By Hema Senanayake –
A few days ago, I watched the TV news in which it showed that the military assisted by District Secretary of Anuradhapura were purchasing farm produce. That news made me both happy and sad. I felt happy seeing the smiles on farmers’ faces having been able to sell their produce for a better price. I felt sad by observing the dysfunction of domestic supply chain having practiced almost “free market” principles since 1977. This intimates the need of establishing more disaster resilient market mechanism in post-pandemic era instead of replacing it by certain kind of administrative version.
I have argued and continue to argue that there are at least two main systemic weaknesses in the present economic model. These two systemic weaknesses have created three distinction grave problems for any country, developed or developing. Those problems are severe systemic indebtedness, “over consumption” and ever increasing “regrettable component of GDP.” I have argued the need of removing those weaknesses to establish a better and resilient economy for the wellbeing of all citizens. Yet, there are strong elements in this present economic model which are needed to be protected and be further enhanced for a foreseeable future. These features will be necessary an integral part of the new post-pandemic economic order we are thinking of. During this pandemic good intention of the government and the military might weaken such vital mechanisms in the economic system, if the government does not philosophyically understand the limits and better methods of intervention. Good things are good, bad things are bad.
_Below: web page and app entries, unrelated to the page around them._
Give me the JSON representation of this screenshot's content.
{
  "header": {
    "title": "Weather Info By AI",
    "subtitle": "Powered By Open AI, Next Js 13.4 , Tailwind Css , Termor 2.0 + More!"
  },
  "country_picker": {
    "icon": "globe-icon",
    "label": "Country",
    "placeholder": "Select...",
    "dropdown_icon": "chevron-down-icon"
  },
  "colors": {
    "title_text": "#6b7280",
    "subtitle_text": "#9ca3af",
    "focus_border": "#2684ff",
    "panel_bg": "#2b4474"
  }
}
One such good mechanism is the market mechanism and the other is the price mechanism. Any destruction of these mechanisms either in purchasing perishable farm produce or grains including rice will make more and lasting damage to the economy. Therefore, the government needs to rethink in establishing more disaster resilient market mechanism and the support extended by military and government’s administrative machinery could be supplementary when a disaster hit the country again. Why we need to have a free market which could be made functional even during a disaster as the foundation of the economy? Possibly, we can make subsequent macroeconomic adjustments as and when necessary in view of the country’s national economic objectives. But preserving the foundation is important. In fact, what the free market mechanism does? In order to answer this question, let us think, as to how a pencil is produced. This is simple but powerful illustration of market mechanism.
“The thousands of persons involved in producing the pencil performed his task not because he wanted a pencil. Some among them never saw a pencil and would not know what it is for. Each saw his work as a way to get the goods and services he wanted—which goods and services produced by those who want to get the pencil they wanted. Every time we go to the store and buy a pencil, we are exchanging a little bit of our services for the infinitesimal amount of services that each of the thousands contributed toward producing the pencil. It is even more astounding to see how the pencil was ever produced. No one sitting in a central office gave orders to these thousands of people. No military police enforced the orders that were not given. These people live in many lands, speak different languages, practice different religions, may even hate one another—yet none of these differences prevented them from cooperating to produce a pencil. How did it happen?” Market and price mechanism made it happen. (Above quote is from Milton Friedman’s. I made a few changes to make it more readable for non-economic readers.)
Authorities which set the benchmark prices and the officials in regulatory bodies such as Consumer Affairs Authority must understand these principles more than anybody. And those who promote home gardens must think of a better way to ensure national food security and it can. Otherwise their good intensions might weaken the capital formation in those sectors of the economy. Prices should reflect the amount of social resources used in producing something, instead prices should not reflect the whims and fancies of any administration. Let us build a more resilient market mechanism in post-pandemic era.